Saturday, April 09, 2005

More about the Coming Mixed-Court (Mixed-Jury) System in Japan

See Robert Bloom, Jury Trials in Japan (March 16, 2005).

Professor Bloom worries in part that professional judges in Japan's emerging mixed system (for criminal trials) will dominate the lay judges a/k/a the assessors a/k/a the jurors, and that Japanese attitudes toward hierarchy and status will enhance such domination. Professor Bloom recommends various measures to enhance the prospects for autonomous deliberation by lay members of Japanese mixed-courts.

Some of Professor Bloom's recommendations bring back personal memories. In the early 1990s, when Latvia was gaining its independence, I accompanied ("led" would be the wrong word) a group of law teachers from the U.S. and Europe to Riga to discuss reform of the former Soviet system of civil and criminal justice in Latvia. In one session, a very young member of the Procurator's Office, after hearing a debate between John Langbein and Richard Lempert over trial by jury, proposed some measures to enhance the prospect of independent deliberation and decision by lay members of Latvia's mixed-court system. For example, he proposed that lay judges and professional judges initially deliberate separately and arrive at tentative initial decisions, and only then deliberate together to reach a final verdict or judgment.

I wonder if the tendency of lay judges in Japan to defer to professional judges will really be more pronounced there than elsewhere. The concerns that Professor Bloom voices about lay juror deference to professional judges in Japan are eerily similar to the concerns that I have had and have heard other people express about lay deference to professional judges in both Latvia and Germany. I had this concern about undue lay deference because of my personal experiences as well as from my scattered reading in professional literature. In the early 90s I chatted with some trial judges in Latvia about the role of lay assessors. Furthermore, I am fairly familiar at a personal level with both German and Latvian "culture": I was born in Latvia, and I spent a year at the University of Munich as a university student and another year in Munich as a "guest professor." Based on such sources of information I once had the firm sense that Latvian and German members of mixed courts would be more deferential to professional judges than lay persons in the U.S. would be under similar circumstances. Now I am much less sure about this. (Important disclosure: I have done no systematic study of the question, and I have not recently examined any of the literature that attempts to compare national, social, or ethnic differences in attitudes toward status and hierarchy or such comparative differences in the tendency toward group conformity in such settings.)

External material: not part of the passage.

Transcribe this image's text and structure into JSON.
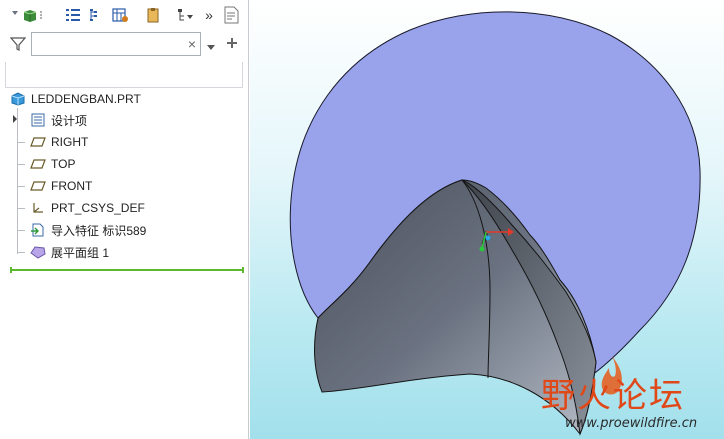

Friday, April 08, 2005

One Hundred Years of Uncertainty

For more about quantum theory and uncertainty see Brian Greene (professor of physics & mathematics, Columbia University), One Hundred Years of Uncertainty, NYTimes Online (Op-Ed, April 8, 2005)

Professor Greene gives you quantum theory made simple -- but not inaccurate. (Quantum theory made simple is the only kind I can handle.)

  • But there's nothing in Greene's Op-Ed about quantum computing. (I wonder: Was Professor Greene consulted on the decision by the NYTimes editor's to classify his paper as opinion?)
  • Oh yes, about this business of quantum computing: if the human brain does quantum computing, do human beings really need the simplifying heuristics that Kahneman and others said or suggested that human beings need to get along in this world?

    The mind is a subtle thing. Well, some minds ... :-)

    N.B. Part of the lesson of jury studies such as those done by Reid Hastie et al. in Inside the Jury is that the "ordinary" mind -- i.e., the mind of the ordinary person -- is a very powerful and subtle instrument -- at least with regard to the storing and analysis of ordinary (non-technical) evidence. (And such ordinary minds seem to do better with [ordinary] evidence when they work in groups -- e.g., the ordinary mind seems to function better when it works with eleven other ordinary minds on an ordinary jury to dissect and assess the evidence, at least in a typical case, one that does not involve much technical ledgerdemain. [Granted, such "typical" cases are becoming less common.])

  • Another thing to keep in mind [so to speak] is that human beings, to make inferences about their environment and the world, do not need to have everything they know consciously in mind at all times. See P. Tillers, Picturing Inference (2005).
  • Wednesday, April 06, 2005

    Syndrome Evidence in the Michael Jackson Case

    I have sworn not to gossip about the Michael Jackson case. But now I must capitulate. Slate has a trenchant critique of syndrome evidence -- child sexual abuse accommodation syndrome [CSAAS] evidence. The writer uses the Jackson case as his foil. See David Feige, Yet more junk science to confound the legal system (April 6, 2005).

    The Reunion of Ontology and Epistemology?: Kathryn Raymond Laskey's Proposal

    I have speculated here that the emergence of computer science heralds the reunion of ontology and epistemogy (which includes a theory of uncertain inference). I have even speculated that quantum theory and quantum computing may (someday) have help effect this remarriage. Now there is someone who does far more than speculate. See the fascinating paper by Kathryn Blackmond Laskey, Quantum Physical Symbol Systems.